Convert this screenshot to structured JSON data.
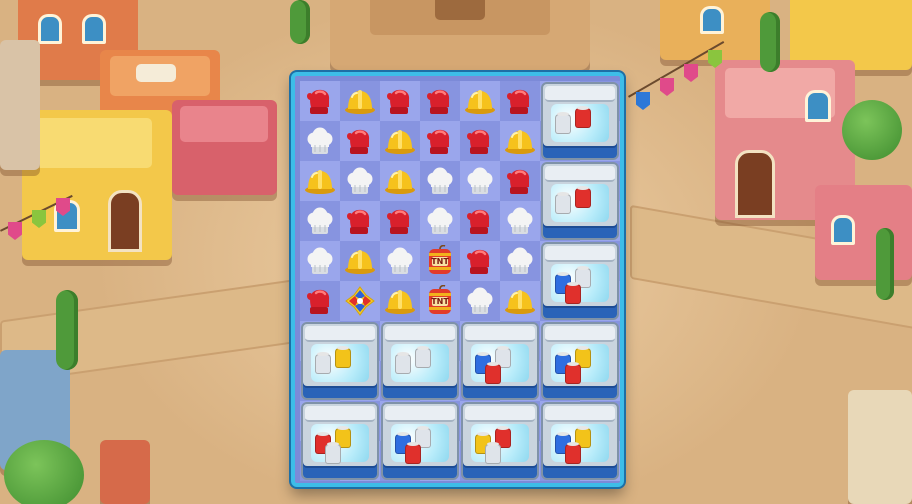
{
  "colors": {
    "board_frame": "#3dbde8",
    "cell_light": "#9aa6ec",
    "cell_dark": "#8794e0",
    "glove": "#d8202c",
    "hardhat": "#f6c21c",
    "chef_hat": "#f4f4f4",
    "tnt": "#e23a2a",
    "cooler_band": "#2a63b8",
    "can_red": "#e0302c",
    "can_blue": "#2f6ee0",
    "can_silver": "#dfe4ea",
    "can_yellow": "#f2c31a"
  },
  "board": {
    "columns": 8,
    "rows": 10,
    "tiles": [
      {
        "col": 0,
        "row": 0,
        "piece": "red-glove"
      },
      {
        "col": 1,
        "row": 0,
        "piece": "yellow-hardhat"
      },
      {
        "col": 2,
        "row": 0,
        "piece": "red-glove"
      },
      {
        "col": 3,
        "row": 0,
        "piece": "red-glove"
      },
      {
        "col": 4,
        "row": 0,
        "piece": "yellow-hardhat"
      },
      {
        "col": 5,
        "row": 0,
        "piece": "red-glove"
      },
      {
        "col": 0,
        "row": 1,
        "piece": "white-chef-hat"
      },
      {
        "col": 1,
        "row": 1,
        "piece": "red-glove"
      },
      {
        "col": 2,
        "row": 1,
        "piece": "yellow-hardhat"
      },
      {
        "col": 3,
        "row": 1,
        "piece": "red-glove"
      },
      {
        "col": 4,
        "row": 1,
        "piece": "red-glove"
      },
      {
        "col": 5,
        "row": 1,
        "piece": "yellow-hardhat"
      },
      {
        "col": 0,
        "row": 2,
        "piece": "yellow-hardhat"
      },
      {
        "col": 1,
        "row": 2,
        "piece": "white-chef-hat"
      },
      {
        "col": 2,
        "row": 2,
        "piece": "yellow-hardhat"
      },
      {
        "col": 3,
        "row": 2,
        "piece": "white-chef-hat"
      },
      {
        "col": 4,
        "row": 2,
        "piece": "white-chef-hat"
      },
      {
        "col": 5,
        "row": 2,
        "piece": "red-glove"
      },
      {
        "col": 0,
        "row": 3,
        "piece": "white-chef-hat"
      },
      {
        "col": 1,
        "row": 3,
        "piece": "red-glove"
      },
      {
        "col": 2,
        "row": 3,
        "piece": "red-glove"
      },
      {
        "col": 3,
        "row": 3,
        "piece": "white-chef-hat"
      },
      {
        "col": 4,
        "row": 3,
        "piece": "red-glove"
      },
      {
        "col": 5,
        "row": 3,
        "piece": "white-chef-hat"
      },
      {
        "col": 0,
        "row": 4,
        "piece": "white-chef-hat"
      },
      {
        "col": 1,
        "row": 4,
        "piece": "yellow-hardhat"
      },
      {
        "col": 2,
        "row": 4,
        "piece": "white-chef-hat"
      },
      {
        "col": 3,
        "row": 4,
        "piece": "tnt"
      },
      {
        "col": 4,
        "row": 4,
        "piece": "red-glove"
      },
      {
        "col": 5,
        "row": 4,
        "piece": "white-chef-hat"
      },
      {
        "col": 0,
        "row": 5,
        "piece": "red-glove"
      },
      {
        "col": 1,
        "row": 5,
        "piece": "propeller-booster"
      },
      {
        "col": 2,
        "row": 5,
        "piece": "yellow-hardhat"
      },
      {
        "col": 3,
        "row": 5,
        "piece": "tnt"
      },
      {
        "col": 4,
        "row": 5,
        "piece": "white-chef-hat"
      },
      {
        "col": 5,
        "row": 5,
        "piece": "yellow-hardhat"
      }
    ],
    "tnt_label": "TNT",
    "coolers": [
      {
        "col": 6,
        "row": 0,
        "cans": [
          "silver",
          "red"
        ]
      },
      {
        "col": 6,
        "row": 2,
        "cans": [
          "silver",
          "red"
        ]
      },
      {
        "col": 6,
        "row": 4,
        "cans": [
          "blue",
          "silver",
          "red"
        ]
      },
      {
        "col": 0,
        "row": 6,
        "cans": [
          "silver",
          "yellow"
        ]
      },
      {
        "col": 2,
        "row": 6,
        "cans": [
          "silver",
          "silver"
        ]
      },
      {
        "col": 4,
        "row": 6,
        "cans": [
          "blue",
          "silver",
          "red"
        ]
      },
      {
        "col": 6,
        "row": 6,
        "cans": [
          "blue",
          "yellow",
          "red"
        ]
      },
      {
        "col": 0,
        "row": 8,
        "cans": [
          "red",
          "yellow",
          "silver"
        ]
      },
      {
        "col": 2,
        "row": 8,
        "cans": [
          "blue",
          "silver",
          "red"
        ]
      },
      {
        "col": 4,
        "row": 8,
        "cans": [
          "yellow",
          "red",
          "silver"
        ]
      },
      {
        "col": 6,
        "row": 8,
        "cans": [
          "blue",
          "yellow",
          "red"
        ]
      }
    ]
  }
}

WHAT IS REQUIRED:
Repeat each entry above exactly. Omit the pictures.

EXPECTED ANSWER:
Convert this screenshot to structured JSON data.
{
  "colors": {
    "board_frame": "#3dbde8",
    "cell_light": "#9aa6ec",
    "cell_dark": "#8794e0",
    "glove": "#d8202c",
    "hardhat": "#f6c21c",
    "chef_hat": "#f4f4f4",
    "tnt": "#e23a2a",
    "cooler_band": "#2a63b8",
    "can_red": "#e0302c",
    "can_blue": "#2f6ee0",
    "can_silver": "#dfe4ea",
    "can_yellow": "#f2c31a"
  },
  "board": {
    "columns": 8,
    "rows": 10,
    "tiles": [
      {
        "col": 0,
        "row": 0,
        "piece": "red-glove"
      },
      {
        "col": 1,
        "row": 0,
        "piece": "yellow-hardhat"
      },
      {
        "col": 2,
        "row": 0,
        "piece": "red-glove"
      },
      {
        "col": 3,
        "row": 0,
        "piece": "red-glove"
      },
      {
        "col": 4,
        "row": 0,
        "piece": "yellow-hardhat"
      },
      {
        "col": 5,
        "row": 0,
        "piece": "red-glove"
      },
      {
        "col": 0,
        "row": 1,
        "piece": "white-chef-hat"
      },
      {
        "col": 1,
        "row": 1,
        "piece": "red-glove"
      },
      {
        "col": 2,
        "row": 1,
        "piece": "yellow-hardhat"
      },
      {
        "col": 3,
        "row": 1,
        "piece": "red-glove"
      },
      {
        "col": 4,
        "row": 1,
        "piece": "red-glove"
      },
      {
        "col": 5,
        "row": 1,
        "piece": "yellow-hardhat"
      },
      {
        "col": 0,
        "row": 2,
        "piece": "yellow-hardhat"
      },
      {
        "col": 1,
        "row": 2,
        "piece": "white-chef-hat"
      },
      {
        "col": 2,
        "row": 2,
        "piece": "yellow-hardhat"
      },
      {
        "col": 3,
        "row": 2,
        "piece": "white-chef-hat"
      },
      {
        "col": 4,
        "row": 2,
        "piece": "white-chef-hat"
      },
      {
        "col": 5,
        "row": 2,
        "piece": "red-glove"
      },
      {
        "col": 0,
        "row": 3,
        "piece": "white-chef-hat"
      },
      {
        "col": 1,
        "row": 3,
        "piece": "red-glove"
      },
      {
        "col": 2,
        "row": 3,
        "piece": "red-glove"
      },
      {
        "col": 3,
        "row": 3,
        "piece": "white-chef-hat"
      },
      {
        "col": 4,
        "row": 3,
        "piece": "red-glove"
      },
      {
        "col": 5,
        "row": 3,
        "piece": "white-chef-hat"
      },
      {
        "col": 0,
        "row": 4,
        "piece": "white-chef-hat"
      },
      {
        "col": 1,
        "row": 4,
        "piece": "yellow-hardhat"
      },
      {
        "col": 2,
        "row": 4,
        "piece": "white-chef-hat"
      },
      {
        "col": 3,
        "row": 4,
        "piece": "tnt"
      },
      {
        "col": 4,
        "row": 4,
        "piece": "red-glove"
      },
      {
        "col": 5,
        "row": 4,
        "piece": "white-chef-hat"
      },
      {
        "col": 0,
        "row": 5,
        "piece": "red-glove"
      },
      {
        "col": 1,
        "row": 5,
        "piece": "propeller-booster"
      },
      {
        "col": 2,
        "row": 5,
        "piece": "yellow-hardhat"
      },
      {
        "col": 3,
        "row": 5,
        "piece": "tnt"
      },
      {
        "col": 4,
        "row": 5,
        "piece": "white-chef-hat"
      },
      {
        "col": 5,
        "row": 5,
        "piece": "yellow-hardhat"
      }
    ],
    "tnt_label": "TNT",
    "coolers": [
      {
        "col": 6,
        "row": 0,
        "cans": [
          "silver",
          "red"
        ]
      },
      {
        "col": 6,
        "row": 2,
        "cans": [
          "silver",
          "red"
        ]
      },
      {
        "col": 6,
        "row": 4,
        "cans": [
          "blue",
          "silver",
          "red"
        ]
      },
      {
        "col": 0,
        "row": 6,
        "cans": [
          "silver",
          "yellow"
        ]
      },
      {
        "col": 2,
        "row": 6,
        "cans": [
          "silver",
          "silver"
        ]
      },
      {
        "col": 4,
        "row": 6,
        "cans": [
          "blue",
          "silver",
          "red"
        ]
      },
      {
        "col": 6,
        "row": 6,
        "cans": [
          "blue",
          "yellow",
          "red"
        ]
      },
      {
        "col": 0,
        "row": 8,
        "cans": [
          "red",
          "yellow",
          "silver"
        ]
      },
      {
        "col": 2,
        "row": 8,
        "cans": [
          "blue",
          "silver",
          "red"
        ]
      },
      {
        "col": 4,
        "row": 8,
        "cans": [
          "yellow",
          "red",
          "silver"
        ]
      },
      {
        "col": 6,
        "row": 8,
        "cans": [
          "blue",
          "yellow",
          "red"
        ]
      }
    ]
  }
}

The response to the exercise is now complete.